### Task description
Copy out each line featuring the string "range" from the entries beneath.

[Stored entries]
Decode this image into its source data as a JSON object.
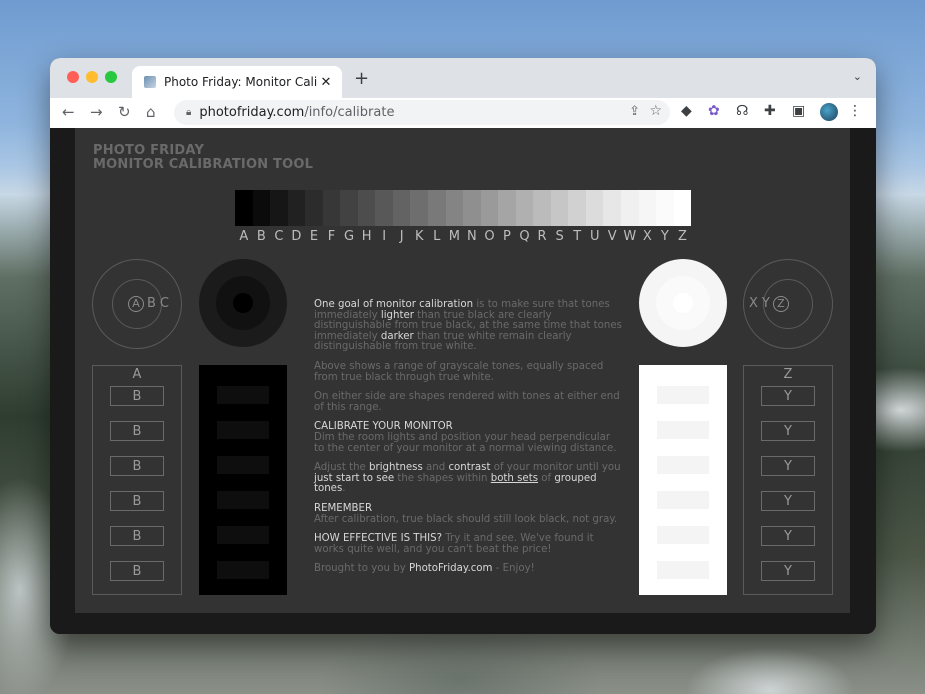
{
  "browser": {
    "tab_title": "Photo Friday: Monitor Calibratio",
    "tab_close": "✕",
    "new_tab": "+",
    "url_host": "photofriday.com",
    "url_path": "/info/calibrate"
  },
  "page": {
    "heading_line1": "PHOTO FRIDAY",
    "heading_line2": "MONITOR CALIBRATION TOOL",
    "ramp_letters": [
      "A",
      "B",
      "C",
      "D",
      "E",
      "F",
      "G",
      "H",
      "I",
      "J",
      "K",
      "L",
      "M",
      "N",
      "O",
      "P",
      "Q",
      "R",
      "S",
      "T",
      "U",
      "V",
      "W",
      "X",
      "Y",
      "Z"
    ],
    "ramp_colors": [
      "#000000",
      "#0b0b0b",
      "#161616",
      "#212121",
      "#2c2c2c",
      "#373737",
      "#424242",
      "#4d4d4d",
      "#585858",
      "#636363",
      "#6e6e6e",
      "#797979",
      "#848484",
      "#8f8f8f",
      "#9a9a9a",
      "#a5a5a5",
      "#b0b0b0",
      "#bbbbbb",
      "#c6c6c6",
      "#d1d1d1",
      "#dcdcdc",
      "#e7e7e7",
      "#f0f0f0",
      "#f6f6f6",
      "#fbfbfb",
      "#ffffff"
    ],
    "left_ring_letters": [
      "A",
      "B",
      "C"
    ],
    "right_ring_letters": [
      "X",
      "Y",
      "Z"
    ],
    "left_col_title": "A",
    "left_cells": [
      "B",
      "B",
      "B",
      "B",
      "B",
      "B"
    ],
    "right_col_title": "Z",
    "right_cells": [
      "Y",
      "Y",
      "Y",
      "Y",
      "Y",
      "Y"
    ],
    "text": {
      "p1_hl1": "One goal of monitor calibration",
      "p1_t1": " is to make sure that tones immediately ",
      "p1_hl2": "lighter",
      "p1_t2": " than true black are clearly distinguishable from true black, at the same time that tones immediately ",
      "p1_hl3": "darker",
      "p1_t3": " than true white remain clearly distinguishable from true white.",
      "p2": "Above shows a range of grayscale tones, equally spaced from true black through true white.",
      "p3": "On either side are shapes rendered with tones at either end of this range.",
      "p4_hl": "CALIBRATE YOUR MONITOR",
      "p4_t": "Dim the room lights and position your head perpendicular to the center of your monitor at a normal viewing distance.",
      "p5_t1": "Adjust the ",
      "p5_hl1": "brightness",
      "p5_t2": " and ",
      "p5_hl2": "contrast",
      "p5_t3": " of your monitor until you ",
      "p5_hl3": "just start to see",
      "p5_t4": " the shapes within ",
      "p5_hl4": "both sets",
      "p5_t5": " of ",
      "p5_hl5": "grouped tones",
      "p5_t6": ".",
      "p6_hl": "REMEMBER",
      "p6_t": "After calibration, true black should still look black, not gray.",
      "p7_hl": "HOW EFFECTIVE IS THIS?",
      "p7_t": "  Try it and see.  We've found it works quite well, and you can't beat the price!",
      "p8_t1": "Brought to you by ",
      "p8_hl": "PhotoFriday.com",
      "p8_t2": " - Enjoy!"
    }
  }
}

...

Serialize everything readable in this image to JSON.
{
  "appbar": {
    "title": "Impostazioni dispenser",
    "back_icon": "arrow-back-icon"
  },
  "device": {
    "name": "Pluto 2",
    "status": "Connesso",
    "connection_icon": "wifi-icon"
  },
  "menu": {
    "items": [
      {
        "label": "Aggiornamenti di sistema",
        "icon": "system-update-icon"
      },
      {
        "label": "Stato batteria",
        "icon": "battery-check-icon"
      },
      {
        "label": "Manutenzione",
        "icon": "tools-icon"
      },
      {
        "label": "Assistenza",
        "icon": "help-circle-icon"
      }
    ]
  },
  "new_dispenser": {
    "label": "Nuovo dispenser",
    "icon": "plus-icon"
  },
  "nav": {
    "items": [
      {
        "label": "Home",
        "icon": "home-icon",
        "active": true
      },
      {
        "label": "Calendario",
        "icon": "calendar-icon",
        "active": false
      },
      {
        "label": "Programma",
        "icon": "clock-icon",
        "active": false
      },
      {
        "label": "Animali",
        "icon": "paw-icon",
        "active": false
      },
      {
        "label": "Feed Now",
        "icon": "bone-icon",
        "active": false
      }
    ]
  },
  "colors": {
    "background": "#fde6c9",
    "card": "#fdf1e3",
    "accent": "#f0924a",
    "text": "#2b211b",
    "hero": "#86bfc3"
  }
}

### Response to this exercise
      "p2": "Above shows a range of grayscale tones, equally spaced from true black through true white.",
      "p3": "On either side are shapes rendered with tones at either end of this range.",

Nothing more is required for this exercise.